[Dataset rows describing interfaces]
■ ■ ■ ■ ■ ■ ■

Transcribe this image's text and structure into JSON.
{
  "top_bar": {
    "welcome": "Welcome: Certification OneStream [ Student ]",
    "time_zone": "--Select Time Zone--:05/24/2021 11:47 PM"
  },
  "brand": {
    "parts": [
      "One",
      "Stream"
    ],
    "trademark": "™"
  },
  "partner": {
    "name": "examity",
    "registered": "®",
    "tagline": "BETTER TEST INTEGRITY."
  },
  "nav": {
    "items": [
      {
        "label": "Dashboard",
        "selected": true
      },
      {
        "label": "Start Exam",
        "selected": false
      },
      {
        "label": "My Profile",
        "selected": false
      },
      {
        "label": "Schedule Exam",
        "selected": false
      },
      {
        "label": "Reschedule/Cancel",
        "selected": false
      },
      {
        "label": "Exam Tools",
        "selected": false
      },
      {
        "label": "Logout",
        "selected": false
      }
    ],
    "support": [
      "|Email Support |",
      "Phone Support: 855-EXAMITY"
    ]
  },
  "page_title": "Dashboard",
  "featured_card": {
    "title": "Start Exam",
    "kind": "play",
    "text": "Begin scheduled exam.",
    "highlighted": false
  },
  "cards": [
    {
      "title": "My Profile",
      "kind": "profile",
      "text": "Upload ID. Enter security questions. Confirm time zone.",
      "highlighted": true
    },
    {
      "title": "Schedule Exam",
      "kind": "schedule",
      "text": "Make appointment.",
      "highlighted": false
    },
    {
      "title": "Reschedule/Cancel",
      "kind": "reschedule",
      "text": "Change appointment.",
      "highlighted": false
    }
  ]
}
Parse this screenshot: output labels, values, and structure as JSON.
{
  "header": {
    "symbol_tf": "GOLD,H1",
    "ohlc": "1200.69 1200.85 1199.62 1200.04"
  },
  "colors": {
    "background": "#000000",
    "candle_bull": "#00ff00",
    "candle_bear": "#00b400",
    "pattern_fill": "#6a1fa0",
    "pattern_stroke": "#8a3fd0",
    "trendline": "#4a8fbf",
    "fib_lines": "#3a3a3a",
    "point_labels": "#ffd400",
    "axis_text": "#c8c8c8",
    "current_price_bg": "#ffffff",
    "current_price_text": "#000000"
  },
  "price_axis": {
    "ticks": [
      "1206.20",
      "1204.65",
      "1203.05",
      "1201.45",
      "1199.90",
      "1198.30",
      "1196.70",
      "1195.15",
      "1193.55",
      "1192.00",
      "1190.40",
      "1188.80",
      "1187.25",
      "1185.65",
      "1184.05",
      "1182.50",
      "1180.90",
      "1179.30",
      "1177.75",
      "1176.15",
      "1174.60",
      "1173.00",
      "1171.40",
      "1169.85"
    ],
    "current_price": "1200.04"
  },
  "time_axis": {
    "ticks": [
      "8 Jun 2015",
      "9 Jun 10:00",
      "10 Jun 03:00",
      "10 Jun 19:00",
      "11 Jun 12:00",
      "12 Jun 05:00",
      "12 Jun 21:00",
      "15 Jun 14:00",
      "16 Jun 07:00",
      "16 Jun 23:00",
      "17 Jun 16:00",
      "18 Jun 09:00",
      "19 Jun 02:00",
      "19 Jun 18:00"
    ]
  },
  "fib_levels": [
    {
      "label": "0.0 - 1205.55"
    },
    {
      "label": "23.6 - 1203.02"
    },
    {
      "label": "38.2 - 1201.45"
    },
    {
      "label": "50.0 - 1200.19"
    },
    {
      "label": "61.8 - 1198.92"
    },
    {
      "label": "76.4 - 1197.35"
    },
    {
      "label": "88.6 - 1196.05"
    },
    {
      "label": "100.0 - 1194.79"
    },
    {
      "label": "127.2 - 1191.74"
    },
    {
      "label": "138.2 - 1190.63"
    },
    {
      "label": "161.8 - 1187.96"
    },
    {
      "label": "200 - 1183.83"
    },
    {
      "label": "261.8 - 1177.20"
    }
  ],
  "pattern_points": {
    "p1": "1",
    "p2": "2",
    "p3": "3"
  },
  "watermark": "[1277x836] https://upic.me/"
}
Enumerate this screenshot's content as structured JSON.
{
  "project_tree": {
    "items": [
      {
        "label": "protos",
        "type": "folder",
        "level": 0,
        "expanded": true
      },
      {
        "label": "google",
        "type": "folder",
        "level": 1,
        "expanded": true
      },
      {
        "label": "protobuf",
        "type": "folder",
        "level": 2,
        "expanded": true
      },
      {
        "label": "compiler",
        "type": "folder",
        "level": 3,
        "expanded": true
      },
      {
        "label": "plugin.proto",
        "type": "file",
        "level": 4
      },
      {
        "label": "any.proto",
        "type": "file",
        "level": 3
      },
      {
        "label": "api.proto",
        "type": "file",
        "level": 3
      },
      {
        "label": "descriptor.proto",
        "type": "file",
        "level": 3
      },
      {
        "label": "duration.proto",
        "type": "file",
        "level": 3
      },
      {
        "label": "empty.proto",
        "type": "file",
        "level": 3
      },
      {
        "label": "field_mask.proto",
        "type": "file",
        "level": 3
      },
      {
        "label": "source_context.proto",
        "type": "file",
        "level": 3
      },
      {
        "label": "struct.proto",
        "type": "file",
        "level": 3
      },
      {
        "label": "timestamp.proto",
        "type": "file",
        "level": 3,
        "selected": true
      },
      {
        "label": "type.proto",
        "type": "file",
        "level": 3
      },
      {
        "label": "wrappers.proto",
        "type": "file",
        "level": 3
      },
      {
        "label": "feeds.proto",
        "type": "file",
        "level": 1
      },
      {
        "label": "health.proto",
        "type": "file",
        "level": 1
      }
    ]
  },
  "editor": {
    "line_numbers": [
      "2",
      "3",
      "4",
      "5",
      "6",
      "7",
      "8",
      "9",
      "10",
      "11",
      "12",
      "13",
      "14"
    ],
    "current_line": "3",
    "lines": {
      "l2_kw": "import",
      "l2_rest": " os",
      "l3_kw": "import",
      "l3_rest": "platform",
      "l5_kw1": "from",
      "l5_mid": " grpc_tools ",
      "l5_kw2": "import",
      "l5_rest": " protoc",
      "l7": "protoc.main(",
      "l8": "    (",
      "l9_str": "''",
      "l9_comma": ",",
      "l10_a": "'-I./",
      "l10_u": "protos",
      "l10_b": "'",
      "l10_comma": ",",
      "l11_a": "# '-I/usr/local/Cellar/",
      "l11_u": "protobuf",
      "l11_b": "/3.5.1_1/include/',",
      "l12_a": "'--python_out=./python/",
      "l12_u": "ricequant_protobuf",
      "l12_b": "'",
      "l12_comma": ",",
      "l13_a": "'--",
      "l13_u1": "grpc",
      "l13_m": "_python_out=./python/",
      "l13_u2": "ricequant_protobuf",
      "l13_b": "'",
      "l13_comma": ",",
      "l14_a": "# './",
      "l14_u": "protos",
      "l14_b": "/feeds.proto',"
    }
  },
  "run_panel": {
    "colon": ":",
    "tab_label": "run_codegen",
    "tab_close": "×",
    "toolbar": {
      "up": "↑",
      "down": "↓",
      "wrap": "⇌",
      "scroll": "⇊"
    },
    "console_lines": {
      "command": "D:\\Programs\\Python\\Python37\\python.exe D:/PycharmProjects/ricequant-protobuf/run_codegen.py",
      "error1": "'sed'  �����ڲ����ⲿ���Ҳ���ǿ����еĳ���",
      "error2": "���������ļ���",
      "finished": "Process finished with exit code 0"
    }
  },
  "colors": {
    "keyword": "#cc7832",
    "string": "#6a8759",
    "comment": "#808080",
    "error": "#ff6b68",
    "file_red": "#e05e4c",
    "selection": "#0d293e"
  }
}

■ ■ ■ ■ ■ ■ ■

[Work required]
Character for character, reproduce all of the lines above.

[Result for this exercise]
Transcribe this image's text and structure into JSON.
{
  "top_bar": {
    "welcome": "Welcome: Certification OneStream [ Student ]",
    "time_zone": "--Select Time Zone--:05/24/2021 11:47 PM"
  },
  "brand": {
    "parts": [
      "One",
      "Stream"
    ],
    "trademark": "™"
  },
  "partner": {
    "name": "examity",
    "registered": "®",
    "tagline": "BETTER TEST INTEGRITY."
  },
  "nav": {
    "items": [
      {
        "label": "Dashboard",
        "selected": true
      },
      {
        "label": "Start Exam",
        "selected": false
      },
      {
        "label": "My Profile",
        "selected": false
      },
      {
        "label": "Schedule Exam",
        "selected": false
      },
      {
        "label": "Reschedule/Cancel",
        "selected": false
      },
      {
        "label": "Exam Tools",
        "selected": false
      },
      {
        "label": "Logout",
        "selected": false
      }
    ],
    "support": [
      "|Email Support |",
      "Phone Support: 855-EXAMITY"
    ]
  },
  "page_title": "Dashboard",
  "featured_card": {
    "title": "Start Exam",
    "kind": "play",
    "text": "Begin scheduled exam.",
    "highlighted": false
  },
  "cards": [
    {
      "title": "My Profile",
      "kind": "profile",
      "text": "Upload ID. Enter security questions. Confirm time zone.",
      "highlighted": true
    },
    {
      "title": "Schedule Exam",
      "kind": "schedule",
      "text": "Make appointment.",
      "highlighted": false
    },
    {
      "title": "Reschedule/Cancel",
      "kind": "reschedule",
      "text": "Change appointment.",
      "highlighted": false
    }
  ]
}
Parse this screenshot: output labels, values, and structure as JSON.
{
  "header": {
    "symbol_tf": "GOLD,H1",
    "ohlc": "1200.69 1200.85 1199.62 1200.04"
  },
  "colors": {
    "background": "#000000",
    "candle_bull": "#00ff00",
    "candle_bear": "#00b400",
    "pattern_fill": "#6a1fa0",
    "pattern_stroke": "#8a3fd0",
    "trendline": "#4a8fbf",
    "fib_lines": "#3a3a3a",
    "point_labels": "#ffd400",
    "axis_text": "#c8c8c8",
    "current_price_bg": "#ffffff",
    "current_price_text": "#000000"
  },
  "price_axis": {
    "ticks": [
      "1206.20",
      "1204.65",
      "1203.05",
      "1201.45",
      "1199.90",
      "1198.30",
      "1196.70",
      "1195.15",
      "1193.55",
      "1192.00",
      "1190.40",
      "1188.80",
      "1187.25",
      "1185.65",
      "1184.05",
      "1182.50",
      "1180.90",
      "1179.30",
      "1177.75",
      "1176.15",
      "1174.60",
      "1173.00",
      "1171.40",
      "1169.85"
    ],
    "current_price": "1200.04"
  },
  "time_axis": {
    "ticks": [
      "8 Jun 2015",
      "9 Jun 10:00",
      "10 Jun 03:00",
      "10 Jun 19:00",
      "11 Jun 12:00",
      "12 Jun 05:00",
      "12 Jun 21:00",
      "15 Jun 14:00",
      "16 Jun 07:00",
      "16 Jun 23:00",
      "17 Jun 16:00",
      "18 Jun 09:00",
      "19 Jun 02:00",
      "19 Jun 18:00"
    ]
  },
  "fib_levels": [
    {
      "label": "0.0 - 1205.55"
    },
    {
      "label": "23.6 - 1203.02"
    },
    {
      "label": "38.2 - 1201.45"
    },
    {
      "label": "50.0 - 1200.19"
    },
    {
      "label": "61.8 - 1198.92"
    },
    {
      "label": "76.4 - 1197.35"
    },
    {
      "label": "88.6 - 1196.05"
    },
    {
      "label": "100.0 - 1194.79"
    },
    {
      "label": "127.2 - 1191.74"
    },
    {
      "label": "138.2 - 1190.63"
    },
    {
      "label": "161.8 - 1187.96"
    },
    {
      "label": "200 - 1183.83"
    },
    {
      "label": "261.8 - 1177.20"
    }
  ],
  "pattern_points": {
    "p1": "1",
    "p2": "2",
    "p3": "3"
  },
  "watermark": "[1277x836] https://upic.me/"
}
Enumerate this screenshot's content as structured JSON.
{
  "project_tree": {
    "items": [
      {
        "label": "protos",
        "type": "folder",
        "level": 0,
        "expanded": true
      },
      {
        "label": "google",
        "type": "folder",
        "level": 1,
        "expanded": true
      },
      {
        "label": "protobuf",
        "type": "folder",
        "level": 2,
        "expanded": true
      },
      {
        "label": "compiler",
        "type": "folder",
        "level": 3,
        "expanded": true
      },
      {
        "label": "plugin.proto",
        "type": "file",
        "level": 4
      },
      {
        "label": "any.proto",
        "type": "file",
        "level": 3
      },
      {
        "label": "api.proto",
        "type": "file",
        "level": 3
      },
      {
        "label": "descriptor.proto",
        "type": "file",
        "level": 3
      },
      {
        "label": "duration.proto",
        "type": "file",
        "level": 3
      },
      {
        "label": "empty.proto",
        "type": "file",
        "level": 3
      },
      {
        "label": "field_mask.proto",
        "type": "file",
        "level": 3
      },
      {
        "label": "source_context.proto",
        "type": "file",
        "level": 3
      },
      {
        "label": "struct.proto",
        "type": "file",
        "level": 3
      },
      {
        "label": "timestamp.proto",
        "type": "file",
        "level": 3,
        "selected": true
      },
      {
        "label": "type.proto",
        "type": "file",
        "level": 3
      },
      {
        "label": "wrappers.proto",
        "type": "file",
        "level": 3
      },
      {
        "label": "feeds.proto",
        "type": "file",
        "level": 1
      },
      {
        "label": "health.proto",
        "type": "file",
        "level": 1
      }
    ]
  },
  "editor": {
    "line_numbers": [
      "2",
      "3",
      "4",
      "5",
      "6",
      "7",
      "8",
      "9",
      "10",
      "11",
      "12",
      "13",
      "14"
    ],
    "current_line": "3",
    "lines": {
      "l2_kw": "import",
      "l2_rest": " os",
      "l3_kw": "import",
      "l3_rest": "platform",
      "l5_kw1": "from",
      "l5_mid": " grpc_tools ",
      "l5_kw2": "import",
      "l5_rest": " protoc",
      "l7": "protoc.main(",
      "l8": "    (",
      "l9_str": "''",
      "l9_comma": ",",
      "l10_a": "'-I./",
      "l10_u": "protos",
      "l10_b": "'",
      "l10_comma": ",",
      "l11_a": "# '-I/usr/local/Cellar/",
      "l11_u": "protobuf",
      "l11_b": "/3.5.1_1/include/',",
      "l12_a": "'--python_out=./python/",
      "l12_u": "ricequant_protobuf",
      "l12_b": "'",
      "l12_comma": ",",
      "l13_a": "'--",
      "l13_u1": "grpc",
      "l13_m": "_python_out=./python/",
      "l13_u2": "ricequant_protobuf",
      "l13_b": "'",
      "l13_comma": ",",
      "l14_a": "# './",
      "l14_u": "protos",
      "l14_b": "/feeds.proto',"
    }
  },
  "run_panel": {
    "colon": ":",
    "tab_label": "run_codegen",
    "tab_close": "×",
    "toolbar": {
      "up": "↑",
      "down": "↓",
      "wrap": "⇌",
      "scroll": "⇊"
    },
    "console_lines": {
      "command": "D:\\Programs\\Python\\Python37\\python.exe D:/PycharmProjects/ricequant-protobuf/run_codegen.py",
      "error1": "'sed'  �����ڲ����ⲿ���Ҳ���ǿ����еĳ���",
      "error2": "���������ļ���",
      "finished": "Process finished with exit code 0"
    }
  },
  "colors": {
    "keyword": "#cc7832",
    "string": "#6a8759",
    "comment": "#808080",
    "error": "#ff6b68",
    "file_red": "#e05e4c",
    "selection": "#0d293e"
  }
}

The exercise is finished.